▼

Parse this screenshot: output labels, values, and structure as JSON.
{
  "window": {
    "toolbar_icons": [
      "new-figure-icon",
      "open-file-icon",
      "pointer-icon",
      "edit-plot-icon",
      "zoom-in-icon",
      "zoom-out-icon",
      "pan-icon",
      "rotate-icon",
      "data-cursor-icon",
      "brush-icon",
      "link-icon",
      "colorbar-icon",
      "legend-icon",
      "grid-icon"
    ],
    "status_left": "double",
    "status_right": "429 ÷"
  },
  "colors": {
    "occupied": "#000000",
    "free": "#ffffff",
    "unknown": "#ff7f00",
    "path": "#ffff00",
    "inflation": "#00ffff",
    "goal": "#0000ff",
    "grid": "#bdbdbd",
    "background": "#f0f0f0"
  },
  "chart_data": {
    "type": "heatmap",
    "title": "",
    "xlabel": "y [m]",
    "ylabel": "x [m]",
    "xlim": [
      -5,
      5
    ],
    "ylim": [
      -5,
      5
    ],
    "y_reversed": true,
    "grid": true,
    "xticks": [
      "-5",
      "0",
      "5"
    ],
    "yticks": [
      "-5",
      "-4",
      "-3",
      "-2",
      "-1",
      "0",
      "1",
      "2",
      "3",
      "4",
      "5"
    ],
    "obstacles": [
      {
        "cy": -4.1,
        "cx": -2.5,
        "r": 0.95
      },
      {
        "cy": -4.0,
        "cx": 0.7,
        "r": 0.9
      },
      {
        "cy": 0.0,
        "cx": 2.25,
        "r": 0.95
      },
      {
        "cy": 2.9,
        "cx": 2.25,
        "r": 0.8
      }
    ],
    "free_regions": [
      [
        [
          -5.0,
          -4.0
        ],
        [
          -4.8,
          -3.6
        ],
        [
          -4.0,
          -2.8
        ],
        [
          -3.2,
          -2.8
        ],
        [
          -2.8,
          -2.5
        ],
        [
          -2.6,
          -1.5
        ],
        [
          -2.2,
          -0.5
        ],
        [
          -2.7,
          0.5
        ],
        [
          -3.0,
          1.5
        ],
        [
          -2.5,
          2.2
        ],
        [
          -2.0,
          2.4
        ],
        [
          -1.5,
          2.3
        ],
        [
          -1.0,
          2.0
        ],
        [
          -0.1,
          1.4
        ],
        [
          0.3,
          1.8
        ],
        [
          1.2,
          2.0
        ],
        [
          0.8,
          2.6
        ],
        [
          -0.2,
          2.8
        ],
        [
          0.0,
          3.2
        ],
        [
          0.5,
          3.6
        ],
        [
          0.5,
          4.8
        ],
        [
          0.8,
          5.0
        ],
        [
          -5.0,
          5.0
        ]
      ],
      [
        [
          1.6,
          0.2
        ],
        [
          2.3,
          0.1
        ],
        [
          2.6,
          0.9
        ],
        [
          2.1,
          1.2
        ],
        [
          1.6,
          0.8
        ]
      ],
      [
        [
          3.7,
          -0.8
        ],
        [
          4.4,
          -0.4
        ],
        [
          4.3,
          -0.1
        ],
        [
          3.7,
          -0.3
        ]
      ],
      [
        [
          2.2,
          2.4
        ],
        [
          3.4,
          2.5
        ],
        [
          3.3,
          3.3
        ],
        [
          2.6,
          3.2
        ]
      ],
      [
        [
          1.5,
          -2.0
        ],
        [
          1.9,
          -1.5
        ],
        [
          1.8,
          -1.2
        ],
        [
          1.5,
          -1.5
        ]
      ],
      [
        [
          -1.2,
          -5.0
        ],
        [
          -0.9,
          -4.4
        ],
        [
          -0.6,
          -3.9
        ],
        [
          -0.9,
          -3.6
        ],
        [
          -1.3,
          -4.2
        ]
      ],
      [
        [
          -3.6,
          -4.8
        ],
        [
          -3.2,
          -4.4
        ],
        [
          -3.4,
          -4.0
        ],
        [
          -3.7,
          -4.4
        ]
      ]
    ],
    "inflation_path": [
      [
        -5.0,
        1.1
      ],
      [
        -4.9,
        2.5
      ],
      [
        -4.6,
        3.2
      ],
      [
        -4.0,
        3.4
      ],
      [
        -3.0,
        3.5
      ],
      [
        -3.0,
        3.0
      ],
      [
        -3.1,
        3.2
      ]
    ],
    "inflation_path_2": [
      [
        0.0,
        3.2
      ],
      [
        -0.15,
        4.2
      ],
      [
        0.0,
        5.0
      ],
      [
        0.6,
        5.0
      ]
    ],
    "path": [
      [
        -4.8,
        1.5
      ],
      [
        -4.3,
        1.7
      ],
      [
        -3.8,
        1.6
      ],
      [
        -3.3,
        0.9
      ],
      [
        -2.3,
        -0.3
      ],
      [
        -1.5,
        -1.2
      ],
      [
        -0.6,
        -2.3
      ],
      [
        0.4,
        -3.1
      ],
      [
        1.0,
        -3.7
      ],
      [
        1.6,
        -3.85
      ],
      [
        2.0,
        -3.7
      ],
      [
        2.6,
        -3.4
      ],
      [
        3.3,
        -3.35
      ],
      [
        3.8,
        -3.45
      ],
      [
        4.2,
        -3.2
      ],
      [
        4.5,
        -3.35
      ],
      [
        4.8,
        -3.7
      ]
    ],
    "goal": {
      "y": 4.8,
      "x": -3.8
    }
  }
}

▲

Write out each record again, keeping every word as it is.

Parse this screenshot: output labels, values, and structure as JSON.
{
  "window": {
    "toolbar_icons": [
      "new-figure-icon",
      "open-file-icon",
      "pointer-icon",
      "edit-plot-icon",
      "zoom-in-icon",
      "zoom-out-icon",
      "pan-icon",
      "rotate-icon",
      "data-cursor-icon",
      "brush-icon",
      "link-icon",
      "colorbar-icon",
      "legend-icon",
      "grid-icon"
    ],
    "status_left": "double",
    "status_right": "429 ÷"
  },
  "colors": {
    "occupied": "#000000",
    "free": "#ffffff",
    "unknown": "#ff7f00",
    "path": "#ffff00",
    "inflation": "#00ffff",
    "goal": "#0000ff",
    "grid": "#bdbdbd",
    "background": "#f0f0f0"
  },
  "chart_data": {
    "type": "heatmap",
    "title": "",
    "xlabel": "y [m]",
    "ylabel": "x [m]",
    "xlim": [
      -5,
      5
    ],
    "ylim": [
      -5,
      5
    ],
    "y_reversed": true,
    "grid": true,
    "xticks": [
      "-5",
      "0",
      "5"
    ],
    "yticks": [
      "-5",
      "-4",
      "-3",
      "-2",
      "-1",
      "0",
      "1",
      "2",
      "3",
      "4",
      "5"
    ],
    "obstacles": [
      {
        "cy": -4.1,
        "cx": -2.5,
        "r": 0.95
      },
      {
        "cy": -4.0,
        "cx": 0.7,
        "r": 0.9
      },
      {
        "cy": 0.0,
        "cx": 2.25,
        "r": 0.95
      },
      {
        "cy": 2.9,
        "cx": 2.25,
        "r": 0.8
      }
    ],
    "free_regions": [
      [
        [
          -5.0,
          -4.0
        ],
        [
          -4.8,
          -3.6
        ],
        [
          -4.0,
          -2.8
        ],
        [
          -3.2,
          -2.8
        ],
        [
          -2.8,
          -2.5
        ],
        [
          -2.6,
          -1.5
        ],
        [
          -2.2,
          -0.5
        ],
        [
          -2.7,
          0.5
        ],
        [
          -3.0,
          1.5
        ],
        [
          -2.5,
          2.2
        ],
        [
          -2.0,
          2.4
        ],
        [
          -1.5,
          2.3
        ],
        [
          -1.0,
          2.0
        ],
        [
          -0.1,
          1.4
        ],
        [
          0.3,
          1.8
        ],
        [
          1.2,
          2.0
        ],
        [
          0.8,
          2.6
        ],
        [
          -0.2,
          2.8
        ],
        [
          0.0,
          3.2
        ],
        [
          0.5,
          3.6
        ],
        [
          0.5,
          4.8
        ],
        [
          0.8,
          5.0
        ],
        [
          -5.0,
          5.0
        ]
      ],
      [
        [
          1.6,
          0.2
        ],
        [
          2.3,
          0.1
        ],
        [
          2.6,
          0.9
        ],
        [
          2.1,
          1.2
        ],
        [
          1.6,
          0.8
        ]
      ],
      [
        [
          3.7,
          -0.8
        ],
        [
          4.4,
          -0.4
        ],
        [
          4.3,
          -0.1
        ],
        [
          3.7,
          -0.3
        ]
      ],
      [
        [
          2.2,
          2.4
        ],
        [
          3.4,
          2.5
        ],
        [
          3.3,
          3.3
        ],
        [
          2.6,
          3.2
        ]
      ],
      [
        [
          1.5,
          -2.0
        ],
        [
          1.9,
          -1.5
        ],
        [
          1.8,
          -1.2
        ],
        [
          1.5,
          -1.5
        ]
      ],
      [
        [
          -1.2,
          -5.0
        ],
        [
          -0.9,
          -4.4
        ],
        [
          -0.6,
          -3.9
        ],
        [
          -0.9,
          -3.6
        ],
        [
          -1.3,
          -4.2
        ]
      ],
      [
        [
          -3.6,
          -4.8
        ],
        [
          -3.2,
          -4.4
        ],
        [
          -3.4,
          -4.0
        ],
        [
          -3.7,
          -4.4
        ]
      ]
    ],
    "inflation_path": [
      [
        -5.0,
        1.1
      ],
      [
        -4.9,
        2.5
      ],
      [
        -4.6,
        3.2
      ],
      [
        -4.0,
        3.4
      ],
      [
        -3.0,
        3.5
      ],
      [
        -3.0,
        3.0
      ],
      [
        -3.1,
        3.2
      ]
    ],
    "inflation_path_2": [
      [
        0.0,
        3.2
      ],
      [
        -0.15,
        4.2
      ],
      [
        0.0,
        5.0
      ],
      [
        0.6,
        5.0
      ]
    ],
    "path": [
      [
        -4.8,
        1.5
      ],
      [
        -4.3,
        1.7
      ],
      [
        -3.8,
        1.6
      ],
      [
        -3.3,
        0.9
      ],
      [
        -2.3,
        -0.3
      ],
      [
        -1.5,
        -1.2
      ],
      [
        -0.6,
        -2.3
      ],
      [
        0.4,
        -3.1
      ],
      [
        1.0,
        -3.7
      ],
      [
        1.6,
        -3.85
      ],
      [
        2.0,
        -3.7
      ],
      [
        2.6,
        -3.4
      ],
      [
        3.3,
        -3.35
      ],
      [
        3.8,
        -3.45
      ],
      [
        4.2,
        -3.2
      ],
      [
        4.5,
        -3.35
      ],
      [
        4.8,
        -3.7
      ]
    ],
    "goal": {
      "y": 4.8,
      "x": -3.8
    }
  }
}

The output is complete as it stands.